Paul Quarrington, DTABC's very first selected author, succumbed to lung cancer on Thursday. He was a celebrated writer, winning the Stephen Leacock Prize for humour with King Leary, the Governor General's Prize for Whale Music, and was nominated for the Giller Prize twice, with Galveston and The Ravine, respectively. King Leary, which also won the 2008 Canada Reads Competition, was our first selection, with mixed reviews: "I did not find this book funny, but sad. Quarrington's novel actually exemplifies the isolation of the aging population and that old people are most often portrayed as something to laugh at." Ouch. I feel a little less like that now, and more like Quarrington is much smarter than I gave him credit for - of course he was writing satirically about the portrayal of the elderly in pop culture! He wrote an enduring character that belongs in the pantheon of Canadian writing beside Barney Panofsky and Hagar Shipley. Of course, it doesn't hurt a Canadian writer to write about hockey. At any rate, I feel that I will read King Leary again with much less annoyance and contempt than I did initially.
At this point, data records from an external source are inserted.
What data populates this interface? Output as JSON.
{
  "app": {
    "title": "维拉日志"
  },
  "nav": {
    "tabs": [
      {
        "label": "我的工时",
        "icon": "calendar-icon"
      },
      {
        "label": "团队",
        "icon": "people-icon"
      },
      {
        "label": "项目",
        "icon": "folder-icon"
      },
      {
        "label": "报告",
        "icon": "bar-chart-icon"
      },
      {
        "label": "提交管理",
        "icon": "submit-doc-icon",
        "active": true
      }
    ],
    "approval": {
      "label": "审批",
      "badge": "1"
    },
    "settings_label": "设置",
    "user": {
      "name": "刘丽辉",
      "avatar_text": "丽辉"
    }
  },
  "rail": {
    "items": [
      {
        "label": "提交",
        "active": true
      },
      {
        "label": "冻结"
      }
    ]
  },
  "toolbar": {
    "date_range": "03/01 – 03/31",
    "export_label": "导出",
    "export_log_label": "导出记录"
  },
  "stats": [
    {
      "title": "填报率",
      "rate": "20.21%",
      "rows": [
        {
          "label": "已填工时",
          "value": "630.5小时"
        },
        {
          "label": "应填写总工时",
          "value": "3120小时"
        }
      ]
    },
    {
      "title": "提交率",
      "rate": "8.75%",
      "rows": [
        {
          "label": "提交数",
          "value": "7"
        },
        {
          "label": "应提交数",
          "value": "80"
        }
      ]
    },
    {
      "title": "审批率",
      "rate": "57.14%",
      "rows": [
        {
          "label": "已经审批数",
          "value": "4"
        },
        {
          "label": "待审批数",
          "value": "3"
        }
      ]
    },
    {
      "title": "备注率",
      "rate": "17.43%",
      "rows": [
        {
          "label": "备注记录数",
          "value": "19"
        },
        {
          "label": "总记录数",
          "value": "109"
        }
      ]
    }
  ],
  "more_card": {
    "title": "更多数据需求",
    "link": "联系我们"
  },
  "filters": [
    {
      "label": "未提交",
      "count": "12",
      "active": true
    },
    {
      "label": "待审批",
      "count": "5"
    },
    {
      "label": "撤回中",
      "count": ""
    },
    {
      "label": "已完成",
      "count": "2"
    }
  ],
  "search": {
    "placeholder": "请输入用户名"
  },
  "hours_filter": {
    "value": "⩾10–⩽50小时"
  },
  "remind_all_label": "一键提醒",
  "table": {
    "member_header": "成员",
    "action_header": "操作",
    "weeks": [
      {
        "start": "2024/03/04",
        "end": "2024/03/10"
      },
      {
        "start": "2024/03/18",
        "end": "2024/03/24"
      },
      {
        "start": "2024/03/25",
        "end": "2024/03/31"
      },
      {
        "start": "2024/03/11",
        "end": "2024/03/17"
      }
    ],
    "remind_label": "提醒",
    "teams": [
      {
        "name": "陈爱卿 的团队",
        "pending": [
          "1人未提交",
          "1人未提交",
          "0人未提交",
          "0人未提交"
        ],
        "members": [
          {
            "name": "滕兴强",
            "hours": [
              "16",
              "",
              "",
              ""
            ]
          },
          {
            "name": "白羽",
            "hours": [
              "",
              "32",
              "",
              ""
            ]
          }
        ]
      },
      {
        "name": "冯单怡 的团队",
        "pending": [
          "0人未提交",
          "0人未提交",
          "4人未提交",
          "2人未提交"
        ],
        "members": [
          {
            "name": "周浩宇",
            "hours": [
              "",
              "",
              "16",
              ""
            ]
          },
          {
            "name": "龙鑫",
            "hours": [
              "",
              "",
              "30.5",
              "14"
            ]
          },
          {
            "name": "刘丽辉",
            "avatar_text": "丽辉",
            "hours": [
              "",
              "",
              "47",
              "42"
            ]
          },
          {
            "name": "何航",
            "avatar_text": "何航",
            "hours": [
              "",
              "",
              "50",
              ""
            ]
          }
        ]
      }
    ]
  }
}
Mr. Quarrington, you will be missed.
Read more about Paul Quarrington here.
7 hours ago